Ah – “almost” – there is a risk, there is value at risk – there is the risk that by moving the money, one or maybe a few will be worse off than had they stayed. The risk usually surrounds guarantees.
This is where the pension mis-selling crisis has taken us, this is where the abuse of the Equitable Life‘s mutual policyholders has led us. No more can I as a trustee exercise my proper right to switch money from the fetid swamp of legacy with-profits to the sunny uplands of a lightly charged tracker. No more can I as an adviser sanction such a switch.
We must sit tight , in the knowledge that because we have insufficient knowledge, PI insurers and heavy handed regulation, we cannot do the right thing for the 99% for fear of doing the wrong thing for the 1%. For the fee we charge cannot be set against the cost of litigation from the 1%, no matter how remote that cost. Because we cannot risk our reputation, our actuarial certificate and the livelihoods we have and we create for those who work for us.
So it is that the money still sits where it shouldn’t , making inadequate pensions the more inadequate, making the managers of the money obscene money for the work they do not do for it and making me drive home from work swearing obscenities at a system that has become so obsessed with the minimization of risk, that it has forgotten what it was there for in the first place.
If you have read this and know what I am talking about, make a comment or drop me a line at firstname.lastname@example.org . I’m no saint but I don’t want to be an enforced sinner! I would like to find a way to help my clients to the sunny uplands and hey! – if you’re a regulator…. can we talk?
- Too important to hide;- why the Government has to investigate pension default charges (henrytapper.com)
- Send in forensic actuaries to sort out these “rip-off” pensions! (henrytapper.com)
- “The first cut is the cheapest” – transferring legacy pensions (henrytapper.com)
- “The Employer’s Duty” (henrytapper.com)

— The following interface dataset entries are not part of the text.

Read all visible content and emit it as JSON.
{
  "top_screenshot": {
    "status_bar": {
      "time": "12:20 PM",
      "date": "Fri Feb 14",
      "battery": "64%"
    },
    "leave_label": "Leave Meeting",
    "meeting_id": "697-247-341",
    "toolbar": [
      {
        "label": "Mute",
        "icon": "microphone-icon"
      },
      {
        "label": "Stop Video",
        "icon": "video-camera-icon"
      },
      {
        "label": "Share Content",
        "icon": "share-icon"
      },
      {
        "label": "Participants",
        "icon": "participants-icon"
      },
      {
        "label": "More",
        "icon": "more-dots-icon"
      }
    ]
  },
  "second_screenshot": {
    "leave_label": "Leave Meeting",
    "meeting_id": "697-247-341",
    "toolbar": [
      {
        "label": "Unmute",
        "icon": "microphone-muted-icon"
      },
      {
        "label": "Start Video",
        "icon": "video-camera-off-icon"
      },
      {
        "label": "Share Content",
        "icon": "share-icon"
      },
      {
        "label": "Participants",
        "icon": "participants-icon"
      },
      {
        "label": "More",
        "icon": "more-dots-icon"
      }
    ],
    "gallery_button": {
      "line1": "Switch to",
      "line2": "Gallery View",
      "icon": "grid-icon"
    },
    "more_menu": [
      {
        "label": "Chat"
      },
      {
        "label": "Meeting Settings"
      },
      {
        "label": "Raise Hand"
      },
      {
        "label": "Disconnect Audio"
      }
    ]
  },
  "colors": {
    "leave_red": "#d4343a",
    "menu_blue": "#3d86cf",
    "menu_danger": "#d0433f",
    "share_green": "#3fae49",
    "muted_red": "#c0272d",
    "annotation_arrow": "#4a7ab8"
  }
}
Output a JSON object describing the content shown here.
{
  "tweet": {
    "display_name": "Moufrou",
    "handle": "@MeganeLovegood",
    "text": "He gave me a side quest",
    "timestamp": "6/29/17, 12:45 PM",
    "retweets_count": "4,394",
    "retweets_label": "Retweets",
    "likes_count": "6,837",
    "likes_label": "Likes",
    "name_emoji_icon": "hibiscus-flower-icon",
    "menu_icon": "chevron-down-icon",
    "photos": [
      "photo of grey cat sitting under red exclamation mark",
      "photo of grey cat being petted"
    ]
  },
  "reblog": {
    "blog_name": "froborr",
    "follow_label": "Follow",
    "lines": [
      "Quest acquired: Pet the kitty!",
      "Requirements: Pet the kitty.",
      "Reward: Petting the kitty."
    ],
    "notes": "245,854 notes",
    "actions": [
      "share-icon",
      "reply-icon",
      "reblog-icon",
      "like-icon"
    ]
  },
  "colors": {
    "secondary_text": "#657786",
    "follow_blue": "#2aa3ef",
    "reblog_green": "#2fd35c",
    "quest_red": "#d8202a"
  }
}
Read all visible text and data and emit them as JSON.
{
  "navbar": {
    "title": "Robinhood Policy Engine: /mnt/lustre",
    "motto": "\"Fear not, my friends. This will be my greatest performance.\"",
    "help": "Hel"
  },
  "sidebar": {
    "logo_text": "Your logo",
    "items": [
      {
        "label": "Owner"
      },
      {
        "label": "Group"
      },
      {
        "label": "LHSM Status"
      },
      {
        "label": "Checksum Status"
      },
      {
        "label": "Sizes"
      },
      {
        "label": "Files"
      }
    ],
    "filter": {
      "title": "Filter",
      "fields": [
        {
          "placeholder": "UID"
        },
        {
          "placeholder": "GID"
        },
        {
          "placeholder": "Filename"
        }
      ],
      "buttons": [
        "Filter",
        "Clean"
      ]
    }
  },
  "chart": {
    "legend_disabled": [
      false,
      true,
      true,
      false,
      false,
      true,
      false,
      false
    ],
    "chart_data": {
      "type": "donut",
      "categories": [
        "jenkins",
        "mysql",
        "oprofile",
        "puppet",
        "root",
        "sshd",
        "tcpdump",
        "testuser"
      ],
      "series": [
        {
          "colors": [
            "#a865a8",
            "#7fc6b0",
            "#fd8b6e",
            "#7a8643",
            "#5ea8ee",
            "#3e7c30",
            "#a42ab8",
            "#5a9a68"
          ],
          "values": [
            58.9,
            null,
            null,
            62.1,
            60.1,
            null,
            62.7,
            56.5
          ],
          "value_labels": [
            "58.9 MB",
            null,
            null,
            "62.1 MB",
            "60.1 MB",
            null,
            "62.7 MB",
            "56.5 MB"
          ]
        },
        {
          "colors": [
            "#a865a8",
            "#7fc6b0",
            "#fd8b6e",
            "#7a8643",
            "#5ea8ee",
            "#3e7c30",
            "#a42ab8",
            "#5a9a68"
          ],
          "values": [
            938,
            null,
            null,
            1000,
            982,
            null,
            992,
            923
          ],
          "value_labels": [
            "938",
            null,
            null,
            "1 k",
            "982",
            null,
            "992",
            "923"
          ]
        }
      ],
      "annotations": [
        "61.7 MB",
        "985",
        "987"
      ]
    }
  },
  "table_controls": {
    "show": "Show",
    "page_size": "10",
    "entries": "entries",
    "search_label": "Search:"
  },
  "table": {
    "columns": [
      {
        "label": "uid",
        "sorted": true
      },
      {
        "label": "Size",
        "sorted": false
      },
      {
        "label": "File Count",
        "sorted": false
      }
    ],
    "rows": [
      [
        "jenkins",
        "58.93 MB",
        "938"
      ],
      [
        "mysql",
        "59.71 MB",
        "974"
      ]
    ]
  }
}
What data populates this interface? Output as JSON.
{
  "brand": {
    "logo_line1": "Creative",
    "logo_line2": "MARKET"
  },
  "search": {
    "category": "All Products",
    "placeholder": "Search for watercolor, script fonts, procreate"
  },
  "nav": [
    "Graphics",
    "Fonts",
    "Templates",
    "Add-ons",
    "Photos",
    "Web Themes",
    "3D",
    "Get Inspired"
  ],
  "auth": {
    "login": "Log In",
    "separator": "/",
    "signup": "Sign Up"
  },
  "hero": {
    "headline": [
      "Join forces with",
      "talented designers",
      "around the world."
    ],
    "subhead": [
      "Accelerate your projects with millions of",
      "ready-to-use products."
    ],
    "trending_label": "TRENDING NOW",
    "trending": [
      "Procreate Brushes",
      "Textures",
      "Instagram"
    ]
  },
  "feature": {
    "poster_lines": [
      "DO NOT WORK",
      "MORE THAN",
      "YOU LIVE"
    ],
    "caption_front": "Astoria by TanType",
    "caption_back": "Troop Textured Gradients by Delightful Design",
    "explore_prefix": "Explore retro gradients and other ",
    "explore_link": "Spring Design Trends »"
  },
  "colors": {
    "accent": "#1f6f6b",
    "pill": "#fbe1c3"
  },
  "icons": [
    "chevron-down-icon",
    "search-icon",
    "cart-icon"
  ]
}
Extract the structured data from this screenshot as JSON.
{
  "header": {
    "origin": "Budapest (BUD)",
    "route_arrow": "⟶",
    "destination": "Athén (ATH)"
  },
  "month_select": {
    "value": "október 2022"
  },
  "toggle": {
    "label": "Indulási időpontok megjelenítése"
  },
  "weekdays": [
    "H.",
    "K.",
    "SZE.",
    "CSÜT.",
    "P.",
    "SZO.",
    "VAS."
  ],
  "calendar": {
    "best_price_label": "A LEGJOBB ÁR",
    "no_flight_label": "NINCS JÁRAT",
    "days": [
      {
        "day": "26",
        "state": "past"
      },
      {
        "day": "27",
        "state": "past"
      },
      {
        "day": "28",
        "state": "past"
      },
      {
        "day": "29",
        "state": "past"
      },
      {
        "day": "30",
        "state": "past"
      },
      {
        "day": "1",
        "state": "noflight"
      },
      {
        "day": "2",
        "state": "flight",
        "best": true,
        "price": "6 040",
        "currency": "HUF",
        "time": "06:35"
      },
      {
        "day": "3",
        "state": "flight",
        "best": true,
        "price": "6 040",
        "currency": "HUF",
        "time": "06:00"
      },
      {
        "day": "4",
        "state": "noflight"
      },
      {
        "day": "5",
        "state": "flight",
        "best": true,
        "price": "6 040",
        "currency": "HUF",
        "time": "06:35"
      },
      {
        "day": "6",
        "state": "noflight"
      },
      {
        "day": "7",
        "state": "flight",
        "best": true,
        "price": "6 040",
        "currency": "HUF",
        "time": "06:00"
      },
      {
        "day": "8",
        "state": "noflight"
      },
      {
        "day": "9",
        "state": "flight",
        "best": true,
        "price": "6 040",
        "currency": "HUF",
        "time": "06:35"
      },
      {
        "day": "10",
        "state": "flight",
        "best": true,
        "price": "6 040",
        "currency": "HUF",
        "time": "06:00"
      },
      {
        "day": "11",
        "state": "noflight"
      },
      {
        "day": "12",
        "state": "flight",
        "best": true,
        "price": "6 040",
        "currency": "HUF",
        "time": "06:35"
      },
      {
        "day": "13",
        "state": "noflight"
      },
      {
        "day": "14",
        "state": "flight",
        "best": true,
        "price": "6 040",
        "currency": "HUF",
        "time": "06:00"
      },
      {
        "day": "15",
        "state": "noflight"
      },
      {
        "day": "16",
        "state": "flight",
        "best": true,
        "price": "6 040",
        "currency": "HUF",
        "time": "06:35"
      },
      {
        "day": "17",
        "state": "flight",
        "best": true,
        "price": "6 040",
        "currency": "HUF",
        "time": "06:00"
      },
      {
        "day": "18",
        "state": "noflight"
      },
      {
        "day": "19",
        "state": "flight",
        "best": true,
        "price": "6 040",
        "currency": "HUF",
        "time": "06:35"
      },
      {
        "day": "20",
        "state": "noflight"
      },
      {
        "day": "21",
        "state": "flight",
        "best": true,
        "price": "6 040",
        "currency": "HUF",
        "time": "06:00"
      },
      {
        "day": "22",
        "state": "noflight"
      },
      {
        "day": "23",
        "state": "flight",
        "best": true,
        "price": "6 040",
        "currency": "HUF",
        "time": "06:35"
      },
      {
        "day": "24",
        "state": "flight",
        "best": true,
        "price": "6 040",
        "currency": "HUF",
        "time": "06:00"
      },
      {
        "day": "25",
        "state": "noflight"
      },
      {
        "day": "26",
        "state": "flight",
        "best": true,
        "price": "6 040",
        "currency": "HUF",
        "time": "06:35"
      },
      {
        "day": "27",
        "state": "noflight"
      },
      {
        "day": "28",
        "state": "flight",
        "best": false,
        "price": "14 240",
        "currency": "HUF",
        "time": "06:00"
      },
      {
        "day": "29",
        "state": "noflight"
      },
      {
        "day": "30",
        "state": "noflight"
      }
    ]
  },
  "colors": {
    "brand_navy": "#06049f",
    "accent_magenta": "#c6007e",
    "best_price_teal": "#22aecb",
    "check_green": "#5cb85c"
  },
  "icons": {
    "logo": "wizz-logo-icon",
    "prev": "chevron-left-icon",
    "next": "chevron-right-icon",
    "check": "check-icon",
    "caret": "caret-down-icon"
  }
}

- City Comment: Here’s how to solve pension problem, Ed (standard.co.uk)
- The Corporate Pension Plan (moneymanager.com)
- Savvy punters will drive down pension charges. (henrytapper.com)